→ **Required action**:
From the entries below, report how many lines contain the string "Mask". Give only that number.

Stored data:
★ ★ ★ ★ ★
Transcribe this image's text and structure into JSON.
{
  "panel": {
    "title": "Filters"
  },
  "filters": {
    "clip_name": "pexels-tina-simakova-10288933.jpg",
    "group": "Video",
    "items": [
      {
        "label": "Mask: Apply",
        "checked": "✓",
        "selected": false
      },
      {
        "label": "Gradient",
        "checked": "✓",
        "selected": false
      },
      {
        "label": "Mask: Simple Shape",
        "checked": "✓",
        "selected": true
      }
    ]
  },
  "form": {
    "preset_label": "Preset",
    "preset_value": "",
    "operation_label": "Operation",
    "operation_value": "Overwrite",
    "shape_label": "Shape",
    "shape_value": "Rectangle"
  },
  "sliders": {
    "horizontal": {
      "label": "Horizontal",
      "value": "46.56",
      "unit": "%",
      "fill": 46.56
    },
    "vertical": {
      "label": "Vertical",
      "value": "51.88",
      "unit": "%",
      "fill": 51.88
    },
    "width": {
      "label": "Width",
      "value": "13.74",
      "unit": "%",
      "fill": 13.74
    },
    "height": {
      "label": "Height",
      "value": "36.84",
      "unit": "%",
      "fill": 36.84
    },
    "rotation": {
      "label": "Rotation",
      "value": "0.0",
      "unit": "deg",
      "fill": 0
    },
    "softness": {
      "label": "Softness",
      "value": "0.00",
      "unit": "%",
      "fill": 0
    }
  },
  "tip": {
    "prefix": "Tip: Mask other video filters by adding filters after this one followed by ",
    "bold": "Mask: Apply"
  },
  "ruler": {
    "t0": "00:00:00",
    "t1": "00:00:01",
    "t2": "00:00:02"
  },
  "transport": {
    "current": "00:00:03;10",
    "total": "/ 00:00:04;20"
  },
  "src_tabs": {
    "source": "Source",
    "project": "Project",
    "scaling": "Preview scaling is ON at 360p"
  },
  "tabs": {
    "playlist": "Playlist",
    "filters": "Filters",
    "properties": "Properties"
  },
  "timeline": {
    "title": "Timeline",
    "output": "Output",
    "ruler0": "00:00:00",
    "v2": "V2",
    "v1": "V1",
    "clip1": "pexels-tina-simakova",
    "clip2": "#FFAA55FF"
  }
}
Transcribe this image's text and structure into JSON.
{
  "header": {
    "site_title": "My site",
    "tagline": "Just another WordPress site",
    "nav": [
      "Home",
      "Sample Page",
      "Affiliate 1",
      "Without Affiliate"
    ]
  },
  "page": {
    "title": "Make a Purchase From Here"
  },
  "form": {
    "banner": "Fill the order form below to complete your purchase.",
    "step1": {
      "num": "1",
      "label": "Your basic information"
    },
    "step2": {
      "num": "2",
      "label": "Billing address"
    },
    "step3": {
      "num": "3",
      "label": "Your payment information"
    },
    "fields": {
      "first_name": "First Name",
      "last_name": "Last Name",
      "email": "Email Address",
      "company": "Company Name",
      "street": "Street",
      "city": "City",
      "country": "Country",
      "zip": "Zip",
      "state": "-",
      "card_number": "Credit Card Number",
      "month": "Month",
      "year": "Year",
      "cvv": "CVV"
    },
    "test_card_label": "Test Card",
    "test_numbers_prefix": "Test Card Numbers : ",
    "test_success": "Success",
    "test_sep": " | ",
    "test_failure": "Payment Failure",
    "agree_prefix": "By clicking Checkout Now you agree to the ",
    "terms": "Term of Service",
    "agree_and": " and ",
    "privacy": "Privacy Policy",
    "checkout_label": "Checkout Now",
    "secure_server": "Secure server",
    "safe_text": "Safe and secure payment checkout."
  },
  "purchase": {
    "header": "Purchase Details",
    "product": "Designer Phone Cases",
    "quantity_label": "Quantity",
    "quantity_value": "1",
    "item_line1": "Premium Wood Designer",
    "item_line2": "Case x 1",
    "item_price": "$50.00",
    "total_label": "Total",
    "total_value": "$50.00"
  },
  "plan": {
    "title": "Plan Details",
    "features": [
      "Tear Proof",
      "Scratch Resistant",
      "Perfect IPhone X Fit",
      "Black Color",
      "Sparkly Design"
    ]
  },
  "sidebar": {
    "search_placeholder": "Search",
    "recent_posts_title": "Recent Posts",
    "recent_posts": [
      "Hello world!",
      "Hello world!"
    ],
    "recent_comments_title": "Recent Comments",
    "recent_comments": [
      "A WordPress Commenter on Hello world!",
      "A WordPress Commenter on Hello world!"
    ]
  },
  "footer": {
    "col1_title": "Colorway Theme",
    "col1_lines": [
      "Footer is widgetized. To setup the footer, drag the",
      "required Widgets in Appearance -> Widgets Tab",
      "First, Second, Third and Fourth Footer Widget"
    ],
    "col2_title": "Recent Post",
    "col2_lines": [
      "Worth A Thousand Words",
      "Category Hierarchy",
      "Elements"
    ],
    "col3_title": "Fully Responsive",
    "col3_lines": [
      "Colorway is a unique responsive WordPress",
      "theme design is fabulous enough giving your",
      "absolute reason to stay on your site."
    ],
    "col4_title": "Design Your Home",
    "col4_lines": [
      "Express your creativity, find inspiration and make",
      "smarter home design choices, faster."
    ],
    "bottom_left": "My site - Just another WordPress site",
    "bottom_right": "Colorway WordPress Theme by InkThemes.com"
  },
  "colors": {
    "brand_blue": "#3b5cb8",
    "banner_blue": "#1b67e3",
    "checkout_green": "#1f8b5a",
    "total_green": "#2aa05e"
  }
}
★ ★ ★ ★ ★
→ **Response to the exercise**:
4